## Requirement:
Each record beneath this line should be returned exactly as it is.
[[ Exercise data open ]]
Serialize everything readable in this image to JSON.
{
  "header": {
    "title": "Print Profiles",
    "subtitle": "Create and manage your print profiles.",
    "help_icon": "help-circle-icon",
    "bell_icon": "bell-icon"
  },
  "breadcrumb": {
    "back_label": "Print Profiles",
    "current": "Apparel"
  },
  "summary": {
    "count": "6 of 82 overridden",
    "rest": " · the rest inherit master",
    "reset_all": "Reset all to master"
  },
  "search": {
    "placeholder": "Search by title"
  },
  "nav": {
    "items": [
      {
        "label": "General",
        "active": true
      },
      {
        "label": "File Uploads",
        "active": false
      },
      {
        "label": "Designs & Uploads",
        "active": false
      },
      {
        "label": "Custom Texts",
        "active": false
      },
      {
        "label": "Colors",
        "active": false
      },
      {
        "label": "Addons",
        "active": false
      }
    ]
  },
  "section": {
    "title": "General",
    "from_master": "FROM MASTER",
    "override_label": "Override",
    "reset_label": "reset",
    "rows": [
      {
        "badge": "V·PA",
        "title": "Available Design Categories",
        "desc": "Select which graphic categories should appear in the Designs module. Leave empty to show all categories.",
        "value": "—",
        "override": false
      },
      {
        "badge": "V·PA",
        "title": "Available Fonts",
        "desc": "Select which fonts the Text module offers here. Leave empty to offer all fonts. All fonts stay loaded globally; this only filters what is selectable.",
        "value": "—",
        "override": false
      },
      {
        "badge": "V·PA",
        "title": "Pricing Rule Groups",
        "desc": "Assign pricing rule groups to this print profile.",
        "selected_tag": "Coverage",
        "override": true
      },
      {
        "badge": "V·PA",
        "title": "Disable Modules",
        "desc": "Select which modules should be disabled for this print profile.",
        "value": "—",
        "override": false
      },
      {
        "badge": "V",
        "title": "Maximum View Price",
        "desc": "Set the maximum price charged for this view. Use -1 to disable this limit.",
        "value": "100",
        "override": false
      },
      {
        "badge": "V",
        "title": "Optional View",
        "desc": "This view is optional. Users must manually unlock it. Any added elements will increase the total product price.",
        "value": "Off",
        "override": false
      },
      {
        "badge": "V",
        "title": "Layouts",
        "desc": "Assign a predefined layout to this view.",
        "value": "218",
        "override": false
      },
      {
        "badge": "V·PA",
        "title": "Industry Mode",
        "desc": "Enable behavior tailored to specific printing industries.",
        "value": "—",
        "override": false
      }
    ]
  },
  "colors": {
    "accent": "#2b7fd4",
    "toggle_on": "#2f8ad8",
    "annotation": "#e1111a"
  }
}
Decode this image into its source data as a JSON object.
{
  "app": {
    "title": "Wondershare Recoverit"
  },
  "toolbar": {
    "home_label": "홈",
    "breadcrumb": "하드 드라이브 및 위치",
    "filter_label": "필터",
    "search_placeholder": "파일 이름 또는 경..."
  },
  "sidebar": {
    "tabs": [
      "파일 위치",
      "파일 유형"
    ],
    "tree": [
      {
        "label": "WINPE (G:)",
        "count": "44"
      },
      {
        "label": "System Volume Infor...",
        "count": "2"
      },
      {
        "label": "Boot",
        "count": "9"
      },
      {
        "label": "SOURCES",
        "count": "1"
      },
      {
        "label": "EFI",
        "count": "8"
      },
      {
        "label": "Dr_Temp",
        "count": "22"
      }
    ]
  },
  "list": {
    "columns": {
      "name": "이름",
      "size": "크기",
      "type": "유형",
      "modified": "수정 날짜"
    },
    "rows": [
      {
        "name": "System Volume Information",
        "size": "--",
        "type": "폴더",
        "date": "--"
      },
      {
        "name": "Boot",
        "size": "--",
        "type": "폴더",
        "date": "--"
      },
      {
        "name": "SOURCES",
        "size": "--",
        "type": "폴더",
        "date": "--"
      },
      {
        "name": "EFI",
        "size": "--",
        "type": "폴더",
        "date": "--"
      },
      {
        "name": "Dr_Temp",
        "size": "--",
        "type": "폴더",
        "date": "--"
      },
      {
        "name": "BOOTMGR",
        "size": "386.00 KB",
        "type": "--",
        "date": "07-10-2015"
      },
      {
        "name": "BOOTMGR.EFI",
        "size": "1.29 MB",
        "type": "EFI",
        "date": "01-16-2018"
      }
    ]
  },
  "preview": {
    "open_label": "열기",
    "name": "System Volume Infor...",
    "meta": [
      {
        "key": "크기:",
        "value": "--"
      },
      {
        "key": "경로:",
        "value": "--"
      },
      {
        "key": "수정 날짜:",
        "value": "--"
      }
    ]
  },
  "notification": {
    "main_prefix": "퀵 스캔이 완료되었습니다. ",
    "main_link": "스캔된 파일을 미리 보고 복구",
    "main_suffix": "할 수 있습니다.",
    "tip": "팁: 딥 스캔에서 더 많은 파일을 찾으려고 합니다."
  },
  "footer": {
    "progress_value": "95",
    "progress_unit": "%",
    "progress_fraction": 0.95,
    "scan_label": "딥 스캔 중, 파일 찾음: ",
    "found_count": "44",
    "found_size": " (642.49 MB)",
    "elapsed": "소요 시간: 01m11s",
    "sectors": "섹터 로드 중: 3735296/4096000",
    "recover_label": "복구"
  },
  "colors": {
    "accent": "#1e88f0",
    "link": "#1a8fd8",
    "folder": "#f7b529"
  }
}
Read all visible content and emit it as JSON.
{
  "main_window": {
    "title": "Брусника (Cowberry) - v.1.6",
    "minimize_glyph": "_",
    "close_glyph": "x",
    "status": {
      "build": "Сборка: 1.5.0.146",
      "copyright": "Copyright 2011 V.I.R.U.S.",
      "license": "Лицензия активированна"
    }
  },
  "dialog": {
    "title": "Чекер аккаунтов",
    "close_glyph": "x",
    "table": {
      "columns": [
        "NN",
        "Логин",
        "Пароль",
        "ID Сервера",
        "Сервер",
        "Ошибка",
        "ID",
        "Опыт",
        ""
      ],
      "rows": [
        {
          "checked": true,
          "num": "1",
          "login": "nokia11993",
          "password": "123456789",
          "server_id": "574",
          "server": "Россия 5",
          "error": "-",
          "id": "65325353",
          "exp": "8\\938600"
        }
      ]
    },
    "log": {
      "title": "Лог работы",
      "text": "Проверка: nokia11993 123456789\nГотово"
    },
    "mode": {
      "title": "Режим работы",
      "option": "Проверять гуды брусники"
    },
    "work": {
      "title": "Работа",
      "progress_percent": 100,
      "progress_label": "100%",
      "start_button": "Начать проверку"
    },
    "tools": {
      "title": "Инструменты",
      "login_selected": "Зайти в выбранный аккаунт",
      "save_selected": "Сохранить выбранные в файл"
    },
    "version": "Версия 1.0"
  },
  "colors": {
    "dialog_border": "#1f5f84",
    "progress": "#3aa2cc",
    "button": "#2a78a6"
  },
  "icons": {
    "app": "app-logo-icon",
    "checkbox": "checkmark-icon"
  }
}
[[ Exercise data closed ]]
## Your solution:
Serialize everything readable in this image to JSON.
{
  "header": {
    "title": "Print Profiles",
    "subtitle": "Create and manage your print profiles.",
    "help_icon": "help-circle-icon",
    "bell_icon": "bell-icon"
  },
  "breadcrumb": {
    "back_label": "Print Profiles",
    "current": "Apparel"
  },
  "summary": {
    "count": "6 of 82 overridden",
    "rest": " · the rest inherit master",
    "reset_all": "Reset all to master"
  },
  "search": {
    "placeholder": "Search by title"
  },
  "nav": {
    "items": [
      {
        "label": "General",
        "active": true
      },
      {
        "label": "File Uploads",
        "active": false
      },
      {
        "label": "Designs & Uploads",
        "active": false
      },
      {
        "label": "Custom Texts",
        "active": false
      },
      {
        "label": "Colors",
        "active": false
      },
      {
        "label": "Addons",
        "active": false
      }
    ]
  },
  "section": {
    "title": "General",
    "from_master": "FROM MASTER",
    "override_label": "Override",
    "reset_label": "reset",
    "rows": [
      {
        "badge": "V·PA",
        "title": "Available Design Categories",
        "desc": "Select which graphic categories should appear in the Designs module. Leave empty to show all categories.",
        "value": "—",
        "override": false
      },
      {
        "badge": "V·PA",
        "title": "Available Fonts",
        "desc": "Select which fonts the Text module offers here. Leave empty to offer all fonts. All fonts stay loaded globally; this only filters what is selectable.",
        "value": "—",
        "override": false
      },
      {
        "badge": "V·PA",
        "title": "Pricing Rule Groups",
        "desc": "Assign pricing rule groups to this print profile.",
        "selected_tag": "Coverage",
        "override": true
      },
      {
        "badge": "V·PA",
        "title": "Disable Modules",
        "desc": "Select which modules should be disabled for this print profile.",
        "value": "—",
        "override": false
      },
      {
        "badge": "V",
        "title": "Maximum View Price",
        "desc": "Set the maximum price charged for this view. Use -1 to disable this limit.",
        "value": "100",
        "override": false
      },
      {
        "badge": "V",
        "title": "Optional View",
        "desc": "This view is optional. Users must manually unlock it. Any added elements will increase the total product price.",
        "value": "Off",
        "override": false
      },
      {
        "badge": "V",
        "title": "Layouts",
        "desc": "Assign a predefined layout to this view.",
        "value": "218",
        "override": false
      },
      {
        "badge": "V·PA",
        "title": "Industry Mode",
        "desc": "Enable behavior tailored to specific printing industries.",
        "value": "—",
        "override": false
      }
    ]
  },
  "colors": {
    "accent": "#2b7fd4",
    "toggle_on": "#2f8ad8",
    "annotation": "#e1111a"
  }
}
Decode this image into its source data as a JSON object.
{
  "app": {
    "title": "Wondershare Recoverit"
  },
  "toolbar": {
    "home_label": "홈",
    "breadcrumb": "하드 드라이브 및 위치",
    "filter_label": "필터",
    "search_placeholder": "파일 이름 또는 경..."
  },
  "sidebar": {
    "tabs": [
      "파일 위치",
      "파일 유형"
    ],
    "tree": [
      {
        "label": "WINPE (G:)",
        "count": "44"
      },
      {
        "label": "System Volume Infor...",
        "count": "2"
      },
      {
        "label": "Boot",
        "count": "9"
      },
      {
        "label": "SOURCES",
        "count": "1"
      },
      {
        "label": "EFI",
        "count": "8"
      },
      {
        "label": "Dr_Temp",
        "count": "22"
      }
    ]
  },
  "list": {
    "columns": {
      "name": "이름",
      "size": "크기",
      "type": "유형",
      "modified": "수정 날짜"
    },
    "rows": [
      {
        "name": "System Volume Information",
        "size": "--",
        "type": "폴더",
        "date": "--"
      },
      {
        "name": "Boot",
        "size": "--",
        "type": "폴더",
        "date": "--"
      },
      {
        "name": "SOURCES",
        "size": "--",
        "type": "폴더",
        "date": "--"
      },
      {
        "name": "EFI",
        "size": "--",
        "type": "폴더",
        "date": "--"
      },
      {
        "name": "Dr_Temp",
        "size": "--",
        "type": "폴더",
        "date": "--"
      },
      {
        "name": "BOOTMGR",
        "size": "386.00 KB",
        "type": "--",
        "date": "07-10-2015"
      },
      {
        "name": "BOOTMGR.EFI",
        "size": "1.29 MB",
        "type": "EFI",
        "date": "01-16-2018"
      }
    ]
  },
  "preview": {
    "open_label": "열기",
    "name": "System Volume Infor...",
    "meta": [
      {
        "key": "크기:",
        "value": "--"
      },
      {
        "key": "경로:",
        "value": "--"
      },
      {
        "key": "수정 날짜:",
        "value": "--"
      }
    ]
  },
  "notification": {
    "main_prefix": "퀵 스캔이 완료되었습니다. ",
    "main_link": "스캔된 파일을 미리 보고 복구",
    "main_suffix": "할 수 있습니다.",
    "tip": "팁: 딥 스캔에서 더 많은 파일을 찾으려고 합니다."
  },
  "footer": {
    "progress_value": "95",
    "progress_unit": "%",
    "progress_fraction": 0.95,
    "scan_label": "딥 스캔 중, 파일 찾음: ",
    "found_count": "44",
    "found_size": " (642.49 MB)",
    "elapsed": "소요 시간: 01m11s",
    "sectors": "섹터 로드 중: 3735296/4096000",
    "recover_label": "복구"
  },
  "colors": {
    "accent": "#1e88f0",
    "link": "#1a8fd8",
    "folder": "#f7b529"
  }
}
Read all visible content and emit it as JSON.
{
  "main_window": {
    "title": "Брусника (Cowberry) - v.1.6",
    "minimize_glyph": "_",
    "close_glyph": "x",
    "status": {
      "build": "Сборка: 1.5.0.146",
      "copyright": "Copyright 2011 V.I.R.U.S.",
      "license": "Лицензия активированна"
    }
  },
  "dialog": {
    "title": "Чекер аккаунтов",
    "close_glyph": "x",
    "table": {
      "columns": [
        "NN",
        "Логин",
        "Пароль",
        "ID Сервера",
        "Сервер",
        "Ошибка",
        "ID",
        "Опыт",
        ""
      ],
      "rows": [
        {
          "checked": true,
          "num": "1",
          "login": "nokia11993",
          "password": "123456789",
          "server_id": "574",
          "server": "Россия 5",
          "error": "-",
          "id": "65325353",
          "exp": "8\\938600"
        }
      ]
    },
    "log": {
      "title": "Лог работы",
      "text": "Проверка: nokia11993 123456789\nГотово"
    },
    "mode": {
      "title": "Режим работы",
      "option": "Проверять гуды брусники"
    },
    "work": {
      "title": "Работа",
      "progress_percent": 100,
      "progress_label": "100%",
      "start_button": "Начать проверку"
    },
    "tools": {
      "title": "Инструменты",
      "login_selected": "Зайти в выбранный аккаунт",
      "save_selected": "Сохранить выбранные в файл"
    },
    "version": "Версия 1.0"
  },
  "colors": {
    "dialog_border": "#1f5f84",
    "progress": "#3aa2cc",
    "button": "#2a78a6"
  },
  "icons": {
    "app": "app-logo-icon",
    "checkbox": "checkmark-icon"
  }
}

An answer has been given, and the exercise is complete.